• **Exercise**
For the entries that follow, set down each one exactly and drop any pictures.

[Data records for software interfaces]
<<<<

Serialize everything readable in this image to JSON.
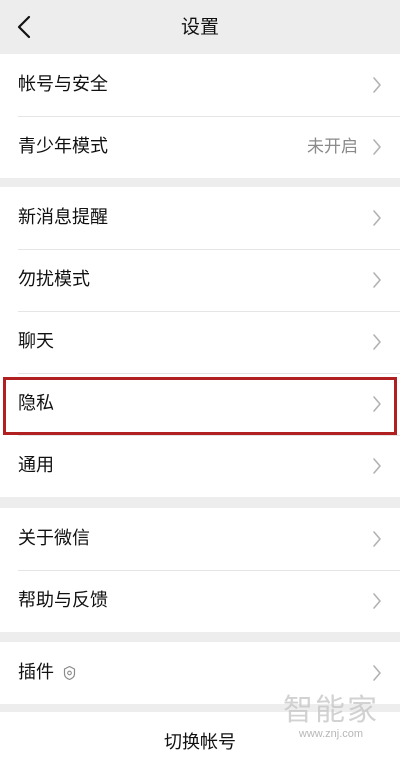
{
  "header": {
    "title": "设置",
    "back_icon": "chevron-left-icon"
  },
  "groups": [
    [
      {
        "label": "帐号与安全",
        "value": ""
      },
      {
        "label": "青少年模式",
        "value": "未开启"
      }
    ],
    [
      {
        "label": "新消息提醒",
        "value": ""
      },
      {
        "label": "勿扰模式",
        "value": ""
      },
      {
        "label": "聊天",
        "value": ""
      },
      {
        "label": "隐私",
        "value": ""
      },
      {
        "label": "通用",
        "value": ""
      }
    ],
    [
      {
        "label": "关于微信",
        "value": ""
      },
      {
        "label": "帮助与反馈",
        "value": ""
      }
    ],
    [
      {
        "label": "插件",
        "value": "",
        "icon": "plugin-badge-icon"
      }
    ]
  ],
  "footer": {
    "switch_account": "切换帐号"
  },
  "watermark": {
    "main": "智能家",
    "sub": "www.znj.com"
  },
  "colors": {
    "background": "#ededed",
    "card": "#ffffff",
    "highlight": "#b02020"
  }
}
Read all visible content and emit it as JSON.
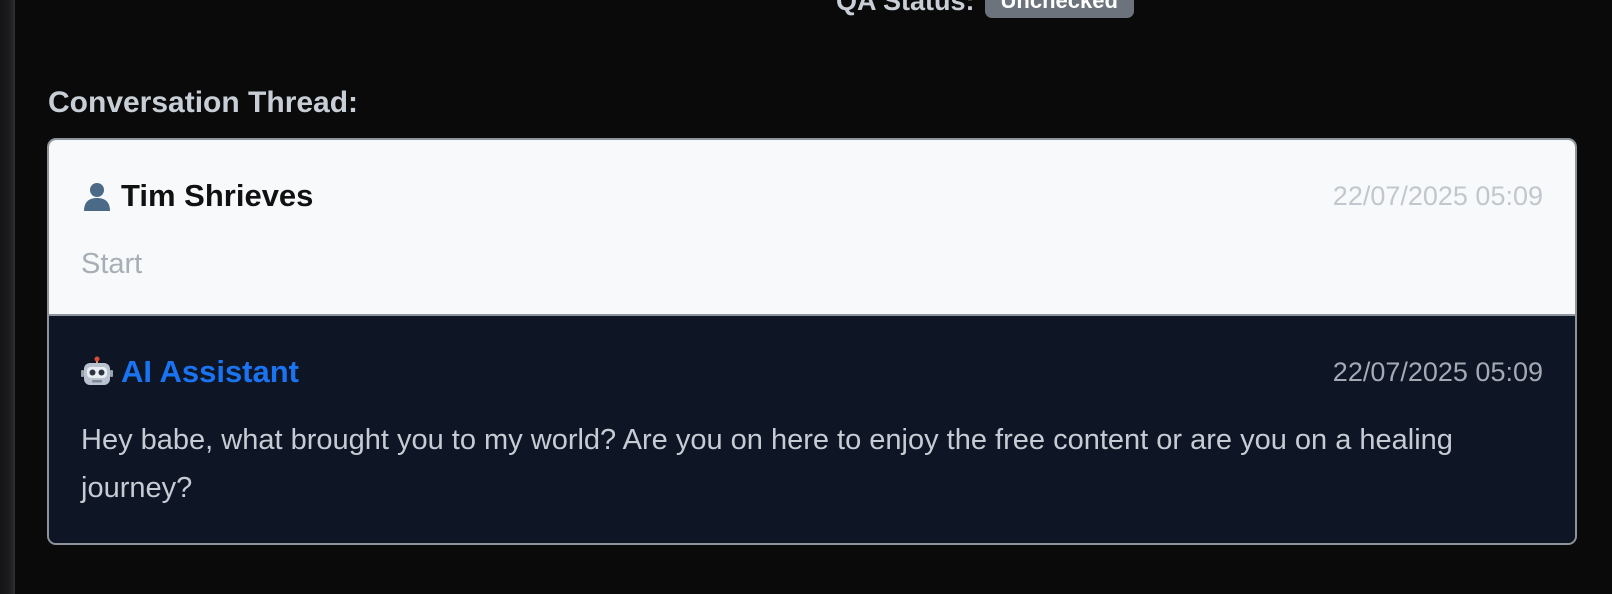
{
  "qa": {
    "label": "QA Status:",
    "badge": "Unchecked"
  },
  "section": {
    "title": "Conversation Thread:"
  },
  "messages": [
    {
      "author": "Tim Shrieves",
      "icon": "user-silhouette-icon",
      "timestamp": "22/07/2025 05:09",
      "text": "Start"
    },
    {
      "author": "AI Assistant",
      "icon": "robot-icon",
      "timestamp": "22/07/2025 05:09",
      "text": "Hey babe, what brought you to my world? Are you on here to enjoy the free content or are you on a healing journey?"
    }
  ],
  "colors": {
    "page_bg": "#0a0a0b",
    "ai_accent": "#1a73f0",
    "ai_bg": "#0e1524",
    "user_bg": "#f8f9fb",
    "badge_bg": "#6c737c"
  }
}
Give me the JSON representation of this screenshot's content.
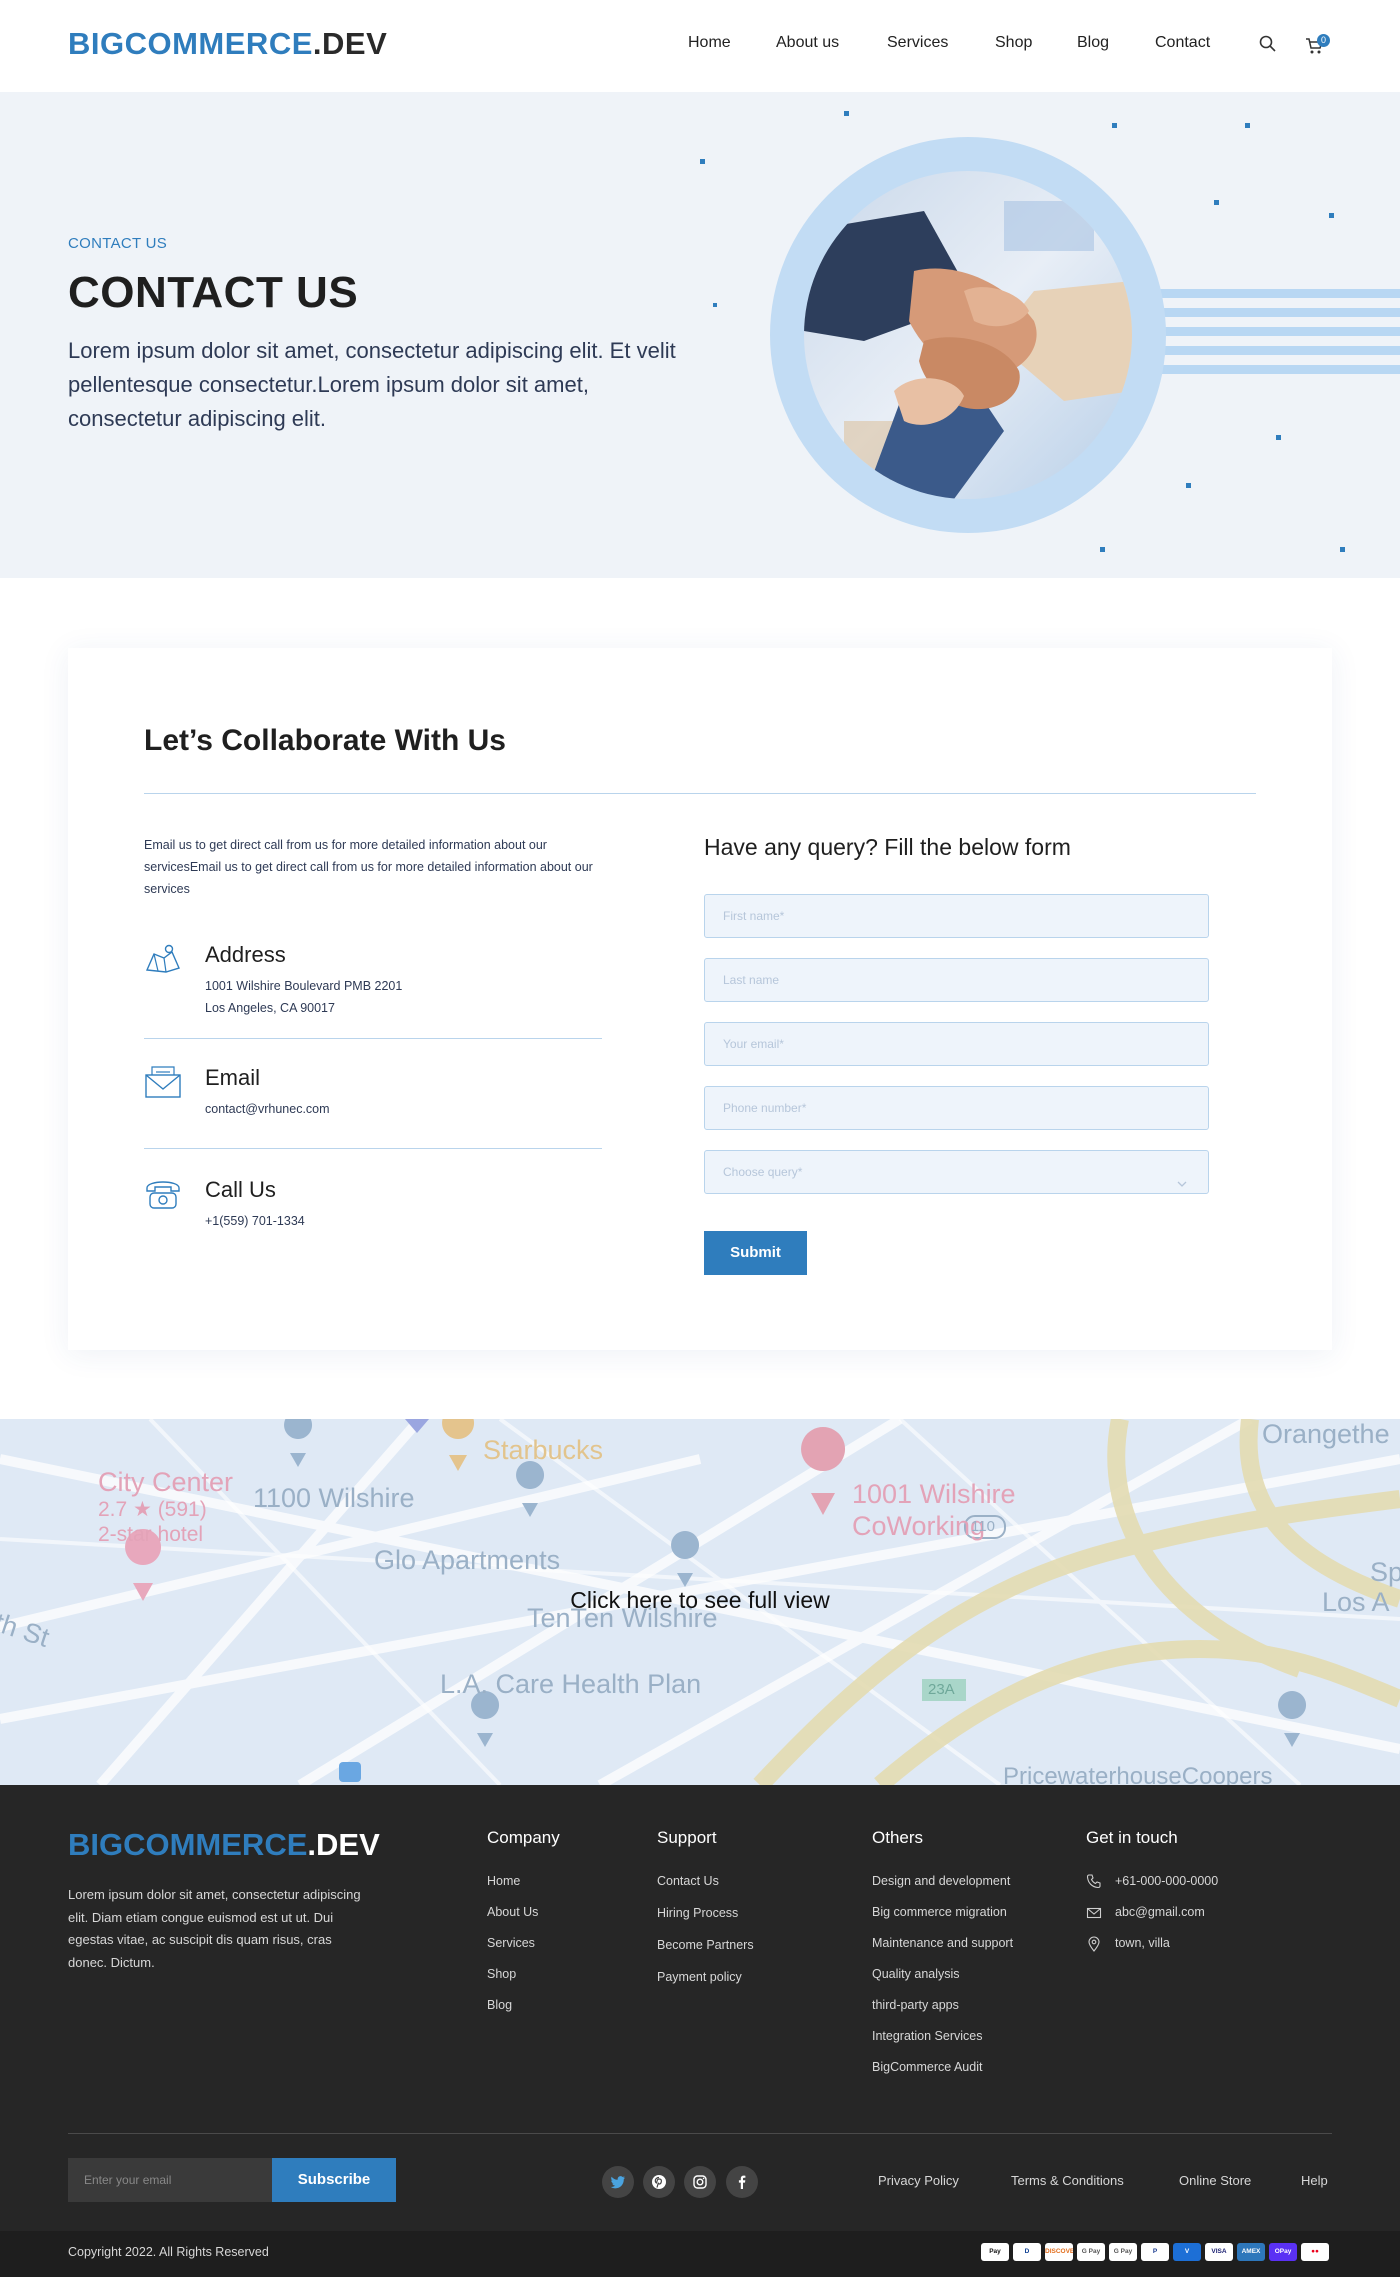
{
  "header": {
    "logo_main": "BIGCOMMERCE",
    "logo_suffix": ".DEV",
    "nav": [
      "Home",
      "About us",
      "Services",
      "Shop",
      "Blog",
      "Contact"
    ],
    "cart_count": "0"
  },
  "hero": {
    "kicker": "CONTACT US",
    "title": "CONTACT US",
    "text": "Lorem ipsum dolor sit amet, consectetur adipiscing elit. Et velit pellentesque consectetur.Lorem ipsum dolor sit amet, consectetur adipiscing elit."
  },
  "contact": {
    "title": "Let’s Collaborate With Us",
    "intro": "Email us to get direct call from us for more detailed information about our servicesEmail us to get direct call from us for more detailed information about our services",
    "address_title": "Address",
    "address_line1": "1001 Wilshire Boulevard PMB 2201",
    "address_line2": "Los Angeles, CA 90017",
    "email_title": "Email",
    "email_value": "contact@vrhunec.com",
    "call_title": "Call Us",
    "call_value": "+1(559) 701-1334"
  },
  "form": {
    "title": "Have any query? Fill the below form",
    "first_name": "First name*",
    "last_name": "Last name",
    "email": "Your email*",
    "phone": "Phone number*",
    "query": "Choose query*",
    "submit": "Submit"
  },
  "map": {
    "cta": "Click here to see full view",
    "labels": {
      "city_center": "City Center",
      "rating": "2.7 ★ (591)",
      "hotel": "2-star hotel",
      "wilshire_1100": "1100 Wilshire",
      "starbucks": "Starbucks",
      "coworking_1": "1001 Wilshire",
      "coworking_2": "CoWorking",
      "orangetheory": "Orangethe",
      "glo": "Glo Apartments",
      "tenten": "TenTen Wilshire",
      "care": "L.A. Care Health Plan",
      "th_st": "th St",
      "sp": "Sp",
      "los": "Los A",
      "pwc": "PricewaterhouseCoopers",
      "route_110": "110",
      "route_23a": "23A"
    }
  },
  "footer": {
    "logo_main": "BIGCOMMERCE",
    "logo_suffix": ".DEV",
    "about": "Lorem ipsum dolor sit amet, consectetur adipiscing elit. Diam etiam congue euismod est ut ut. Dui egestas vitae, ac suscipit dis quam risus, cras donec. Dictum.",
    "company_title": "Company",
    "company_links": [
      "Home",
      "About  Us",
      "Services",
      "Shop",
      "Blog"
    ],
    "support_title": "Support",
    "support_links": [
      "Contact Us",
      "Hiring Process",
      "Become Partners",
      "Payment policy"
    ],
    "others_title": "Others",
    "others_links": [
      "Design and development",
      "Big commerce migration",
      "Maintenance and support",
      "Quality analysis",
      "third-party apps",
      "Integration Services",
      "BigCommerce Audit"
    ],
    "touch_title": "Get in touch",
    "phone": "+61-000-000-0000",
    "email": "abc@gmail.com",
    "location": "town, villa",
    "email_placeholder": "Enter your email",
    "subscribe": "Subscribe",
    "bottom_links": [
      "Privacy Policy",
      "Terms & Conditions",
      "Online Store",
      "Help"
    ],
    "copyright": "Copyright 2022. All Rights Reserved",
    "payments": [
      {
        "label": "Pay",
        "bg": "#ffffff",
        "fg": "#111111"
      },
      {
        "label": "D",
        "bg": "#ffffff",
        "fg": "#0a3d91"
      },
      {
        "label": "DISCOVER",
        "bg": "#ffffff",
        "fg": "#e36f1e"
      },
      {
        "label": "G Pay",
        "bg": "#ffffff",
        "fg": "#555555"
      },
      {
        "label": "G Pay",
        "bg": "#ffffff",
        "fg": "#555555"
      },
      {
        "label": "P",
        "bg": "#ffffff",
        "fg": "#1a3b8f"
      },
      {
        "label": "V",
        "bg": "#1d6fd6",
        "fg": "#ffffff"
      },
      {
        "label": "VISA",
        "bg": "#ffffff",
        "fg": "#1a1f71"
      },
      {
        "label": "AMEX",
        "bg": "#2e77bb",
        "fg": "#ffffff"
      },
      {
        "label": "OPay",
        "bg": "#5a31f4",
        "fg": "#ffffff"
      },
      {
        "label": "●●",
        "bg": "#ffffff",
        "fg": "#eb001b"
      }
    ]
  }
}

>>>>

• **The answer**
Serialize everything readable in this image to JSON.
{
  "header": {
    "title": "设置",
    "back_icon": "chevron-left-icon"
  },
  "groups": [
    [
      {
        "label": "帐号与安全",
        "value": ""
      },
      {
        "label": "青少年模式",
        "value": "未开启"
      }
    ],
    [
      {
        "label": "新消息提醒",
        "value": ""
      },
      {
        "label": "勿扰模式",
        "value": ""
      },
      {
        "label": "聊天",
        "value": ""
      },
      {
        "label": "隐私",
        "value": ""
      },
      {
        "label": "通用",
        "value": ""
      }
    ],
    [
      {
        "label": "关于微信",
        "value": ""
      },
      {
        "label": "帮助与反馈",
        "value": ""
      }
    ],
    [
      {
        "label": "插件",
        "value": "",
        "icon": "plugin-badge-icon"
      }
    ]
  ],
  "footer": {
    "switch_account": "切换帐号"
  },
  "watermark": {
    "main": "智能家",
    "sub": "www.znj.com"
  },
  "colors": {
    "background": "#ededed",
    "card": "#ffffff",
    "highlight": "#b02020"
  }
}
Read all visible content and emit it as JSON.
{
  "qa": {
    "label": "QA Status:",
    "badge": "Unchecked"
  },
  "section": {
    "title": "Conversation Thread:"
  },
  "messages": [
    {
      "author": "Tim Shrieves",
      "icon": "user-silhouette-icon",
      "timestamp": "22/07/2025 05:09",
      "text": "Start"
    },
    {
      "author": "AI Assistant",
      "icon": "robot-icon",
      "timestamp": "22/07/2025 05:09",
      "text": "Hey babe, what brought you to my world? Are you on here to enjoy the free content or are you on a healing journey?"
    }
  ],
  "colors": {
    "page_bg": "#0a0a0b",
    "ai_accent": "#1a73f0",
    "ai_bg": "#0e1524",
    "user_bg": "#f8f9fb",
    "badge_bg": "#6c737c"
  }
}
Give me the JSON representation of this screenshot's content.
{
  "header": {
    "logo_main": "BIGCOMMERCE",
    "logo_suffix": ".DEV",
    "nav": [
      "Home",
      "About us",
      "Services",
      "Shop",
      "Blog",
      "Contact"
    ],
    "cart_count": "0"
  },
  "hero": {
    "kicker": "CONTACT US",
    "title": "CONTACT US",
    "text": "Lorem ipsum dolor sit amet, consectetur adipiscing elit. Et velit pellentesque consectetur.Lorem ipsum dolor sit amet, consectetur adipiscing elit."
  },
  "contact": {
    "title": "Let’s Collaborate With Us",
    "intro": "Email us to get direct call from us for more detailed information about our servicesEmail us to get direct call from us for more detailed information about our services",
    "address_title": "Address",
    "address_line1": "1001 Wilshire Boulevard PMB 2201",
    "address_line2": "Los Angeles, CA 90017",
    "email_title": "Email",
    "email_value": "contact@vrhunec.com",
    "call_title": "Call Us",
    "call_value": "+1(559) 701-1334"
  },
  "form": {
    "title": "Have any query? Fill the below form",
    "first_name": "First name*",
    "last_name": "Last name",
    "email": "Your email*",
    "phone": "Phone number*",
    "query": "Choose query*",
    "submit": "Submit"
  },
  "map": {
    "cta": "Click here to see full view",
    "labels": {
      "city_center": "City Center",
      "rating": "2.7 ★ (591)",
      "hotel": "2-star hotel",
      "wilshire_1100": "1100 Wilshire",
      "starbucks": "Starbucks",
      "coworking_1": "1001 Wilshire",
      "coworking_2": "CoWorking",
      "orangetheory": "Orangethe",
      "glo": "Glo Apartments",
      "tenten": "TenTen Wilshire",
      "care": "L.A. Care Health Plan",
      "th_st": "th St",
      "sp": "Sp",
      "los": "Los A",
      "pwc": "PricewaterhouseCoopers",
      "route_110": "110",
      "route_23a": "23A"
    }
  },
  "footer": {
    "logo_main": "BIGCOMMERCE",
    "logo_suffix": ".DEV",
    "about": "Lorem ipsum dolor sit amet, consectetur adipiscing elit. Diam etiam congue euismod est ut ut. Dui egestas vitae, ac suscipit dis quam risus, cras donec. Dictum.",
    "company_title": "Company",
    "company_links": [
      "Home",
      "About  Us",
      "Services",
      "Shop",
      "Blog"
    ],
    "support_title": "Support",
    "support_links": [
      "Contact Us",
      "Hiring Process",
      "Become Partners",
      "Payment policy"
    ],
    "others_title": "Others",
    "others_links": [
      "Design and development",
      "Big commerce migration",
      "Maintenance and support",
      "Quality analysis",
      "third-party apps",
      "Integration Services",
      "BigCommerce Audit"
    ],
    "touch_title": "Get in touch",
    "phone": "+61-000-000-0000",
    "email": "abc@gmail.com",
    "location": "town, villa",
    "email_placeholder": "Enter your email",
    "subscribe": "Subscribe",
    "bottom_links": [
      "Privacy Policy",
      "Terms & Conditions",
      "Online Store",
      "Help"
    ],
    "copyright": "Copyright 2022. All Rights Reserved",
    "payments": [
      {
        "label": "Pay",
        "bg": "#ffffff",
        "fg": "#111111"
      },
      {
        "label": "D",
        "bg": "#ffffff",
        "fg": "#0a3d91"
      },
      {
        "label": "DISCOVER",
        "bg": "#ffffff",
        "fg": "#e36f1e"
      },
      {
        "label": "G Pay",
        "bg": "#ffffff",
        "fg": "#555555"
      },
      {
        "label": "G Pay",
        "bg": "#ffffff",
        "fg": "#555555"
      },
      {
        "label": "P",
        "bg": "#ffffff",
        "fg": "#1a3b8f"
      },
      {
        "label": "V",
        "bg": "#1d6fd6",
        "fg": "#ffffff"
      },
      {
        "label": "VISA",
        "bg": "#ffffff",
        "fg": "#1a1f71"
      },
      {
        "label": "AMEX",
        "bg": "#2e77bb",
        "fg": "#ffffff"
      },
      {
        "label": "OPay",
        "bg": "#5a31f4",
        "fg": "#ffffff"
      },
      {
        "label": "●●",
        "bg": "#ffffff",
        "fg": "#eb001b"
      }
    ]
  }
}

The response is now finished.